# Lesson 13

How Much Will Fit?

Let’s reason about the volume of different shapes.

### Problem 1

- Sketch a cube and label its side length as 4 cm (this will be Cube A).
- Sketch a cube with sides that are twice as long as Cube A and label its side length (this will be Cube B).
- Find the volumes of Cube A and Cube B.

### Problem 2

Two paper drink cups are shaped like cones. The small cone can hold 6 oz of water. The large cone is \(\frac43\) the height and \(\frac43\) the diameter of the small cone. Which of these could be the amount of water the large cone holds?

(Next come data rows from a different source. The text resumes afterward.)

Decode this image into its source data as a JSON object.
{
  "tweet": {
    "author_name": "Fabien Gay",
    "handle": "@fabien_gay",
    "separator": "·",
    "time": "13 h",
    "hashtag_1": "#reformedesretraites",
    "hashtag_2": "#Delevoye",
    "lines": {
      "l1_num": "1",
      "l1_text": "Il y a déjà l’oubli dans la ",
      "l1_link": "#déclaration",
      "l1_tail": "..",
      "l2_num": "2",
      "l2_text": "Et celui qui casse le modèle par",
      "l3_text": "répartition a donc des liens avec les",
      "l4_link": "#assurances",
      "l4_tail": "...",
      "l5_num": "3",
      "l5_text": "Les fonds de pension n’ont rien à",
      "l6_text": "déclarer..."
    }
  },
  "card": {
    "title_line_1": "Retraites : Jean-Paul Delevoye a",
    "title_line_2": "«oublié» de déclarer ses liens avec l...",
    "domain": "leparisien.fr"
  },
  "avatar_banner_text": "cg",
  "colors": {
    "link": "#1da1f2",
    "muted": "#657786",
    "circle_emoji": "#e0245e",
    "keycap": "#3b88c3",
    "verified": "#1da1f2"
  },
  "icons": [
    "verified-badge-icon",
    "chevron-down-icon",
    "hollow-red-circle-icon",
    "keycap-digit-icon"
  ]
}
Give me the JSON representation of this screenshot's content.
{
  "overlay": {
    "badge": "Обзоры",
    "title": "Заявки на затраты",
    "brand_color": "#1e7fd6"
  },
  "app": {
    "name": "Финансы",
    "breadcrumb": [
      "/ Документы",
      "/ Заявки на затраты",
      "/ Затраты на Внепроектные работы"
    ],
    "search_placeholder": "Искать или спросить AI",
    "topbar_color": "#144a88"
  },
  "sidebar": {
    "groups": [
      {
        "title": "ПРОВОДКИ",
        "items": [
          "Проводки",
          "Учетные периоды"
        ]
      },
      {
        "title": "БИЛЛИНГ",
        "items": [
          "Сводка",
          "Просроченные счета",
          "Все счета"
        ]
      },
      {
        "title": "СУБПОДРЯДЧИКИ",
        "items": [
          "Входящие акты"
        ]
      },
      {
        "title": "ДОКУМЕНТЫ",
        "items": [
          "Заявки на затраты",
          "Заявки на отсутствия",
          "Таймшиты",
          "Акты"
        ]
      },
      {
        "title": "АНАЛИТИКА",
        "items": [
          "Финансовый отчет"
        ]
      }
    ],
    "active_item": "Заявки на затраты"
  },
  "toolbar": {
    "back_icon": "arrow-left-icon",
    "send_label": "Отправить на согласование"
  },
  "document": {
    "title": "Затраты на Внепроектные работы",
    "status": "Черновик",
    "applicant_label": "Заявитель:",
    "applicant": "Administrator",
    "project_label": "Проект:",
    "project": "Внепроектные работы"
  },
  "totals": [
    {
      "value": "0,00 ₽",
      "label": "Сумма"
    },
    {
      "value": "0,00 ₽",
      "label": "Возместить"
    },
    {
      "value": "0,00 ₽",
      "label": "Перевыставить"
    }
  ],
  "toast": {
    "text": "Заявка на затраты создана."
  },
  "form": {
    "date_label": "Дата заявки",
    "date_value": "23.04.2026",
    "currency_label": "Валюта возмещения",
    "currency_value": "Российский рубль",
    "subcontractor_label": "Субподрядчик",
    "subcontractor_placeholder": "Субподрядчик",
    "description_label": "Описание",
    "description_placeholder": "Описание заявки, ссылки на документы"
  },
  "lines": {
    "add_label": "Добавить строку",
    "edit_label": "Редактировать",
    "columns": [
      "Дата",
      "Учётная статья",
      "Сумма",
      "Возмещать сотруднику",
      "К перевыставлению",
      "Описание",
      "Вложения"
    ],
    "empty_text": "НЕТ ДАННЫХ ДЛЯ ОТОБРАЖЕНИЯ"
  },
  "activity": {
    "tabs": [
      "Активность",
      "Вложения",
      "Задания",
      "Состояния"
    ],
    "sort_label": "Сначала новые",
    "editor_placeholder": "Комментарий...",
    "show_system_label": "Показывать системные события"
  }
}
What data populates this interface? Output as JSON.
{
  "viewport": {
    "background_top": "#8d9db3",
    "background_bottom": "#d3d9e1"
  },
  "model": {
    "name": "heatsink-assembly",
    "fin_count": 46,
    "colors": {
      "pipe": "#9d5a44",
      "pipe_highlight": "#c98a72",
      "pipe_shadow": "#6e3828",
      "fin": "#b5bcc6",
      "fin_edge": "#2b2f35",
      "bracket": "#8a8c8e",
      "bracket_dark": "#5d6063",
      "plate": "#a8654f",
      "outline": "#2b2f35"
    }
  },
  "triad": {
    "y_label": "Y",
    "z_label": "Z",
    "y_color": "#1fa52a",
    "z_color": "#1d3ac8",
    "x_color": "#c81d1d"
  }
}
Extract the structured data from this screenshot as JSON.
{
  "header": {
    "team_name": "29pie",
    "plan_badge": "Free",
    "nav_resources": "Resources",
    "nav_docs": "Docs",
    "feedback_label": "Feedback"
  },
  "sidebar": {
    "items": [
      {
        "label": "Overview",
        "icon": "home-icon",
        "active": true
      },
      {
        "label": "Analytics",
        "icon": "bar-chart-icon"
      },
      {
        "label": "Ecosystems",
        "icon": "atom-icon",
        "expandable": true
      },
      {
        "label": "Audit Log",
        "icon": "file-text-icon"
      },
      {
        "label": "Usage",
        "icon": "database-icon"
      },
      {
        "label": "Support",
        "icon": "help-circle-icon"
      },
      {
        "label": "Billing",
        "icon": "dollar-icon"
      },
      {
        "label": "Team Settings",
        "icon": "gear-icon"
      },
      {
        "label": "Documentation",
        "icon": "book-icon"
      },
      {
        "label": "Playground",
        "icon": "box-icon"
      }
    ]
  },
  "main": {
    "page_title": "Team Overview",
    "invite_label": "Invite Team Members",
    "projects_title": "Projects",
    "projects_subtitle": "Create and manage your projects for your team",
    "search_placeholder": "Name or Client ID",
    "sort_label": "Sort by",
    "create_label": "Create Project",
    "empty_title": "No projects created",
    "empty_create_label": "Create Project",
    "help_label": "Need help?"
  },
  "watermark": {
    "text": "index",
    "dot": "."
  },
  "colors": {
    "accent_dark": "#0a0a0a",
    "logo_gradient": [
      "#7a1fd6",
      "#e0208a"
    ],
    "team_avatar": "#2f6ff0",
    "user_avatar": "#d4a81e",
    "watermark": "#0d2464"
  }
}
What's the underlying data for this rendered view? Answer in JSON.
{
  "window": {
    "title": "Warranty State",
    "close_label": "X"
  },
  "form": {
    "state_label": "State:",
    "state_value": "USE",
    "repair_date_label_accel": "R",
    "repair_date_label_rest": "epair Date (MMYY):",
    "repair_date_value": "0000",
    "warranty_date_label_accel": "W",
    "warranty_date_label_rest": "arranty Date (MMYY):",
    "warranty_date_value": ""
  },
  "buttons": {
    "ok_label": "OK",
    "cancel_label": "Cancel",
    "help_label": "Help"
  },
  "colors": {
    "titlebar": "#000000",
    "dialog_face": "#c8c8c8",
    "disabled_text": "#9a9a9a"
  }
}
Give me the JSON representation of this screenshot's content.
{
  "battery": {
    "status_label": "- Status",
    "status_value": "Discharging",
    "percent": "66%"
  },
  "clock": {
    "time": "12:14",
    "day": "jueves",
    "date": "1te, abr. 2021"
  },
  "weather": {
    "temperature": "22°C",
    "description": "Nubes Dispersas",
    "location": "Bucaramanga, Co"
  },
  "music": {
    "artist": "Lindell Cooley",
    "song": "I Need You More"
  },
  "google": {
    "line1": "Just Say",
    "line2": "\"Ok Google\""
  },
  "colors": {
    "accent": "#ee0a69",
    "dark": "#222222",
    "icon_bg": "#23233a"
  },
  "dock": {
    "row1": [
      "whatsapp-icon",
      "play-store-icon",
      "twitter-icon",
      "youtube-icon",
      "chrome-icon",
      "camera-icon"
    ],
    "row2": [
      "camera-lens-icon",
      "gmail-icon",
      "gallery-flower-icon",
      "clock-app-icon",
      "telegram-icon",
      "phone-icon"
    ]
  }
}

8 cm

14 oz

4.5 oz

14 cm

### Problem 3

The graph represents the volume of a cylinder with a height equal to its radius.

- When the diameter is 2 cm, what is the radius of the cylinder?
- Express the volume of a cube of side length \(s\) as an equation.
- Make a table for volume of the cube at \(s = \) 0 cm, \(s = \) 1 cm, \(s = \) 2 cm, and \(s = \) 3 cm.
- Which volume is greater: the volume of the cube when \(s =\) 3 cm, or the volume of the cylinder when its diameter is 3 cm?

### Problem 4

Select **all** the points that are on a line with slope 2 that also contains the point \((2, \text-1)\).

\((3,1)\)

\((1,1)\)

\((1,\text-3)\)

\((4,0)\)

\((6,7)\)

### Problem 5

Several glass aquariums of various sizes are for sale at a pet shop. They are all shaped like rectangular prisms. A 15-gallon tank is 24 inches long, 12 inches wide, and 12 inches tall. Match the dimensions of the other tanks with the volume of water they can each hold.

### Problem 6

Solve: \(\begin{cases} y=\text-2x-20 \\ y=x+4 \\ \end{cases}\)